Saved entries
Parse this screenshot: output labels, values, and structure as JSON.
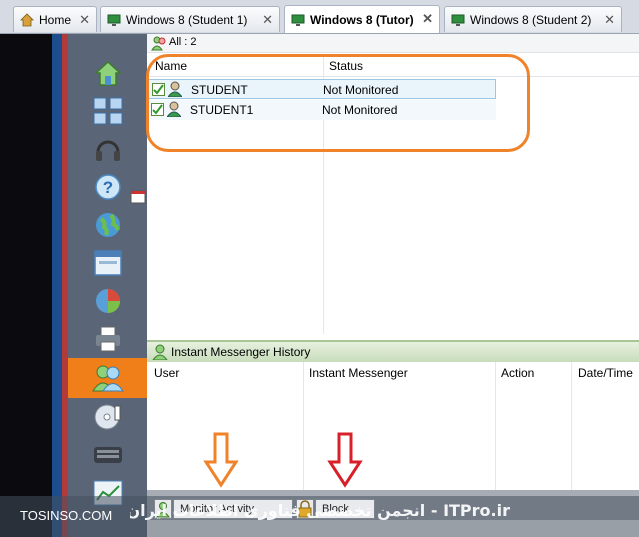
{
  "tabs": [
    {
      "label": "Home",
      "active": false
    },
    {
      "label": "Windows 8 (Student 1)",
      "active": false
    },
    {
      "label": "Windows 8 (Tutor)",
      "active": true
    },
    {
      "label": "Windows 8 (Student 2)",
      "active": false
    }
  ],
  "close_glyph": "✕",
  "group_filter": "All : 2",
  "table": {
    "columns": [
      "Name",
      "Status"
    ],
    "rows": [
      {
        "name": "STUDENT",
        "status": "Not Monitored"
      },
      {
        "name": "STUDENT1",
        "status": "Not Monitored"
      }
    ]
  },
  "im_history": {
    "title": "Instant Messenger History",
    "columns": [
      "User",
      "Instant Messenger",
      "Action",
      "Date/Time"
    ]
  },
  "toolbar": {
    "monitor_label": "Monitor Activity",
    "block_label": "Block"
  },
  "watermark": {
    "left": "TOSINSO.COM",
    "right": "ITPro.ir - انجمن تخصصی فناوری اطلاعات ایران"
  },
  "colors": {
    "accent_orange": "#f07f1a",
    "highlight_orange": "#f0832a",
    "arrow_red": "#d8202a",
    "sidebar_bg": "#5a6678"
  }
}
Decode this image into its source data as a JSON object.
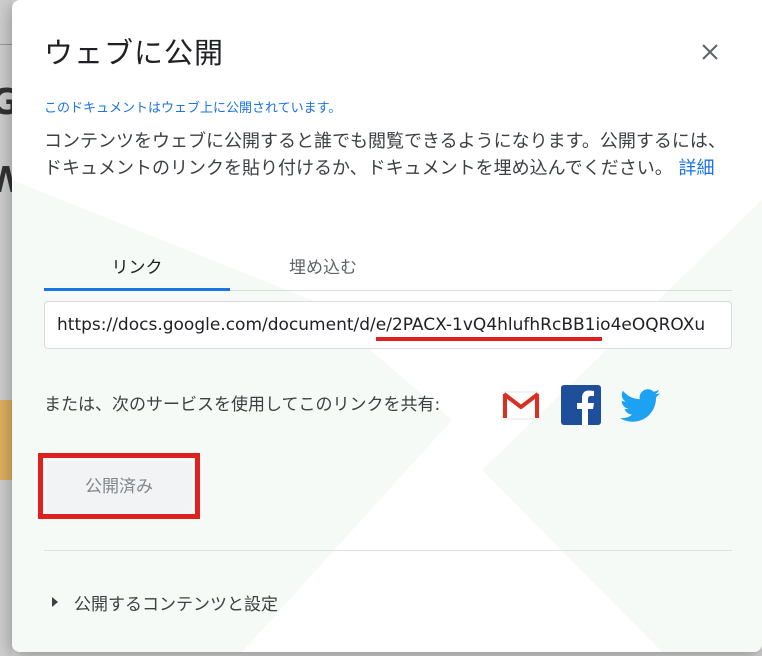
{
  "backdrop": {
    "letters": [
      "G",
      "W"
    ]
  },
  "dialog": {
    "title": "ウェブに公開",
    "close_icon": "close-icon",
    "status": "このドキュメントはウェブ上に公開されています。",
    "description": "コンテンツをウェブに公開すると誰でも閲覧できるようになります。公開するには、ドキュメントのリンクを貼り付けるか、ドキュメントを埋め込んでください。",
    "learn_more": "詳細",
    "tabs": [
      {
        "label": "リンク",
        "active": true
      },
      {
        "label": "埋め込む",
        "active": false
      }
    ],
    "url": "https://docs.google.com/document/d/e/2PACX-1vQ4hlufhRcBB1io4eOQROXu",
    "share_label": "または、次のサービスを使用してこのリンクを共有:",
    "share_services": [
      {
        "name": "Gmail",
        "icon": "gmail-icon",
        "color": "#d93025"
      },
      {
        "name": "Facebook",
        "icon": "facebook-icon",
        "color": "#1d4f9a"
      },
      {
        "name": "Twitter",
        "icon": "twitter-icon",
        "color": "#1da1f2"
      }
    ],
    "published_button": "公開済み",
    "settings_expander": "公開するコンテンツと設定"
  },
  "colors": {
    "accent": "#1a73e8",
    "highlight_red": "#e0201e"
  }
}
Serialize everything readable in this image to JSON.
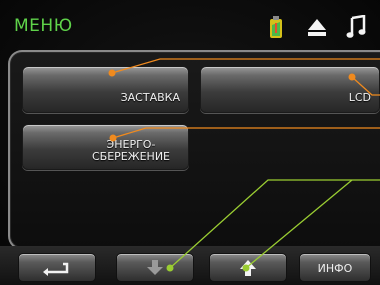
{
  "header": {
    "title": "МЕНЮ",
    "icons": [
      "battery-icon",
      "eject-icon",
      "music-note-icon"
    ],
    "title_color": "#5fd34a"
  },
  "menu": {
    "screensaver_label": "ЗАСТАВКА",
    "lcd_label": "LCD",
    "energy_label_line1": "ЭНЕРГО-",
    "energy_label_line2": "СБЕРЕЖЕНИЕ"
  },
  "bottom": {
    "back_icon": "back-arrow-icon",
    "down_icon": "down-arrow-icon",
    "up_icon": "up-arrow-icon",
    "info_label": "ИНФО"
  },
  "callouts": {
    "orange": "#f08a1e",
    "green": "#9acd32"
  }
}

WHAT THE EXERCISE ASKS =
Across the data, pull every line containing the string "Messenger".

SOLUTION FOR THIS EXERCISE =
    "title": "Instant Messenger History",
      "Instant Messenger",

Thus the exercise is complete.